NewsNational News

Actions

This art exhibit is connecting strangers from behind their masks

self portrait
Posted at 12:59 PM, Oct 29, 2021
and last updated 2021-10-29 14:59:15-04

GLOUCESTER, Mass. — After nearly two years of the pandemic, a new art exhibit is hoping to reconnect strangers from behind their masks, at a time when museums are hoping to regain visitors who might have stayed away because of COVID-19.

Oliver Barker is the director of the Cape Ann Museum. Tucked away in the historic fishing town of Gloucester, Massachusetts, it's a place that inspired the works of great artists like Edward Hopper.

"Art has a really central role in all of our lives," Barker said.

Barker is surrounded by a myriad of self-portraits of all shapes and sizes. Looking around the museum it does not take a highly-seasoned art critic to see these portraits were not commissioned by any famous American artist.

Instead, they were created by average, everyday Americans, like Katie Brinkman, who lives in Gloucester with her partner and two stepkids.

"I wanted to play with the materials and the colors, and have fun with the artistic process of it," she said.

The installation is called “Quilted Together: An Exhibit of Community." People from all walks of life were given an 8-by-8 inch sheet of paper, a mirror and some pastels.

Nearly 600 self-portraits were eventually returned and have now been put up as part of the exhibit.

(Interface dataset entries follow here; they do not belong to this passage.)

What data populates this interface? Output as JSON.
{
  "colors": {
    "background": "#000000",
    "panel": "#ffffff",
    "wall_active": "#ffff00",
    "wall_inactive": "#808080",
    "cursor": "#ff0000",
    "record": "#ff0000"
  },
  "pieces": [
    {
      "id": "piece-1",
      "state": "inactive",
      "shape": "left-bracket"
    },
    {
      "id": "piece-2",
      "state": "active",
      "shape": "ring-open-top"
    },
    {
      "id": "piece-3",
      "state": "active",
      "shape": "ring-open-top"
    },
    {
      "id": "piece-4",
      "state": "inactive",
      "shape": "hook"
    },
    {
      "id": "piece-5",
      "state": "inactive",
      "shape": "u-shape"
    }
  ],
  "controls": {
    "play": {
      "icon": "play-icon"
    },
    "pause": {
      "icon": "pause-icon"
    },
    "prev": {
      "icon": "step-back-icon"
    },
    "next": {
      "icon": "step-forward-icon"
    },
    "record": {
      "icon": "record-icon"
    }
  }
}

Each one is a powerful images of self-expression.

The goal of the exhibit is to bring strangers face back to life. At a time when so many of us are often still hidden behind masks because of COVID-19.

"To me, what is particularly powerful about this is we’ve all gotten use to seeing one another wearing our masks, and we are now having this opportunity to see ourselves fresh," Barker said.

It comes at a time when museums are trying to draw new visitors in. Because of the pandemic, the world’s 100 most-visited art museums saw attendance drop by 77% in 2020. The numbers are rebounding but museums are having to reinvent themselves with new exhibits like this one to excite visitors into returning.

"I look around here and I see a lot of joy around the room and a lot of hope," Barker said.

This exhibit is only temporary. Eventually, these self-portraits will all be returned to the people who painted them. However, Oliver Barker hopes that the lasting impact of this art will be permanent.